This 2005 study traces the development of Surrealist theory of visual art and its reception, from the birth of Surrealism to its institutionalization in the mid-1930s. Situating Surrealist art theory in its theoretical and discursive contexts, Kim Grant demonstrates the complex interplay between Surrealism and contemporary art criticism. She examines the challenge to Surrealist art raised by the magazine Cahiers d'Art, which promoted a group of young painters dedicated to a liberated and poetic painting process that was in keeping with the formalist evolution of modern art. Grant also discusses the centrality of visual art in Surrealism as a material manifestation of poetry, the significance of poetry in French theories of modern art, and the difficulties faced by an avant-garde art movement at a time when contemporary audiences had come to expect revolutionary innovation.

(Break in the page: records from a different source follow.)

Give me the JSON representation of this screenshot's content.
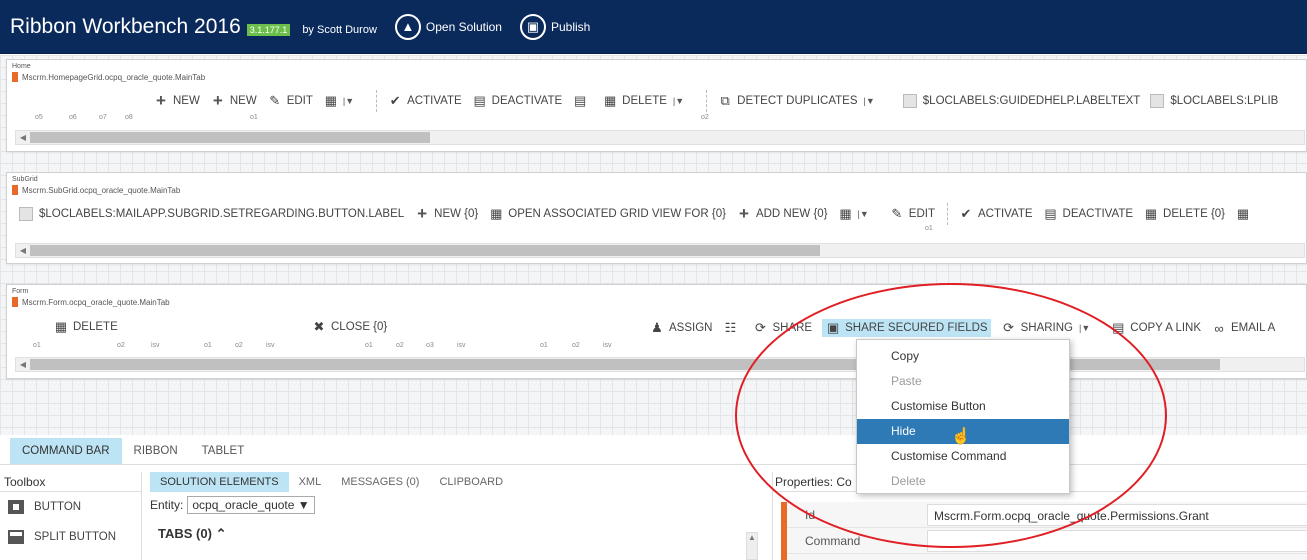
{
  "app": {
    "title": "Ribbon Workbench 2016",
    "version": "3.1.177.1",
    "byline": "by Scott Durow",
    "open_solution": "Open Solution",
    "publish": "Publish"
  },
  "home": {
    "title": "Home",
    "tab": "Mscrm.HomepageGrid.ocpq_oracle_quote.MainTab",
    "groups": [
      "o5",
      "o6",
      "o7",
      "o8",
      "o1",
      "o2"
    ],
    "buttons": {
      "new1": "NEW",
      "new2": "NEW",
      "edit": "EDIT",
      "activate": "ACTIVATE",
      "deactivate": "DEACTIVATE",
      "delete": "DELETE",
      "detect": "DETECT DUPLICATES",
      "guided": "$LOCLABELS:GUIDEDHELP.LABELTEXT",
      "lplib": "$LOCLABELS:LPLIB"
    }
  },
  "subgrid": {
    "title": "SubGrid",
    "tab": "Mscrm.SubGrid.ocpq_oracle_quote.MainTab",
    "groups": [
      "o1"
    ],
    "buttons": {
      "mailapp": "$LOCLABELS:MAILAPP.SUBGRID.SETREGARDING.BUTTON.LABEL",
      "new": "NEW {0}",
      "open_assoc": "OPEN ASSOCIATED GRID VIEW FOR {0}",
      "add_new": "ADD NEW {0}",
      "edit": "EDIT",
      "activate": "ACTIVATE",
      "deactivate": "DEACTIVATE",
      "delete": "DELETE {0}"
    }
  },
  "form": {
    "title": "Form",
    "tab": "Mscrm.Form.ocpq_oracle_quote.MainTab",
    "groups": [
      "o1",
      "o2",
      "isv",
      "o1",
      "o2",
      "isv",
      "o1",
      "o2",
      "o3",
      "isv",
      "o1",
      "o2",
      "isv"
    ],
    "buttons": {
      "delete": "DELETE",
      "close": "CLOSE {0}",
      "assign": "ASSIGN",
      "share": "SHARE",
      "share_secured": "SHARE SECURED FIELDS",
      "sharing": "SHARING",
      "copy_link": "COPY A LINK",
      "email": "EMAIL A"
    }
  },
  "context_menu": {
    "items": [
      {
        "label": "Copy",
        "state": "normal"
      },
      {
        "label": "Paste",
        "state": "disabled"
      },
      {
        "label": "Customise Button",
        "state": "normal"
      },
      {
        "label": "Hide",
        "state": "selected"
      },
      {
        "label": "Customise Command",
        "state": "normal"
      },
      {
        "label": "Delete",
        "state": "disabled"
      }
    ]
  },
  "bottom": {
    "tabs": [
      "COMMAND BAR",
      "RIBBON",
      "TABLET"
    ],
    "toolbox": {
      "title": "Toolbox",
      "items": [
        "BUTTON",
        "SPLIT BUTTON"
      ]
    },
    "solution": {
      "tabs": [
        "SOLUTION ELEMENTS",
        "XML",
        "MESSAGES (0)",
        "CLIPBOARD"
      ],
      "entity_label": "Entity:",
      "entity_value": "ocpq_oracle_quote",
      "tabs_heading": "TABS (0)"
    },
    "properties": {
      "title": "Properties: Co",
      "rows": [
        {
          "key": "Id",
          "value": "Mscrm.Form.ocpq_oracle_quote.Permissions.Grant"
        },
        {
          "key": "Command",
          "value": ""
        }
      ]
    }
  },
  "colors": {
    "topbar": "#0b2a5c",
    "accent": "#e86a2b",
    "highlight": "#bde4f5",
    "selected": "#2e7ab6",
    "annotation": "#e01e24"
  }
}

Part I. Poetry in the Theory and Criticism of Modern Painting in France: 1. The tradition of poetry and lyricism in French art criticism; 2. Modern painting as poetic language; 3. The discovery of lyricism; 4. Andre Breton and modern art; Part II. Establishing a Surrealist Visual Art: 5. Defining Surrealism; 6. Defining Surrealist visual art; 7. Surrealism and painting I: the foundation of Surrealist art; 8. La Peinture Surrealiste: the presentation of Surrealist art and its reception; 9. Surrealism and painting II: materialism and morality; Part III. The Threat of Surrealist Art: 10. Initiating the challenge; 11. Surrealism and painting III: avoiding automatism; 12. Appropriating automatism; 13. Realism and Surrealism; Part IV. Poetry Made Concrete: 14. Defying painting; 15. Remaking reality; 16. Automatic style; 17. Conclusion: Surrealism as an institution.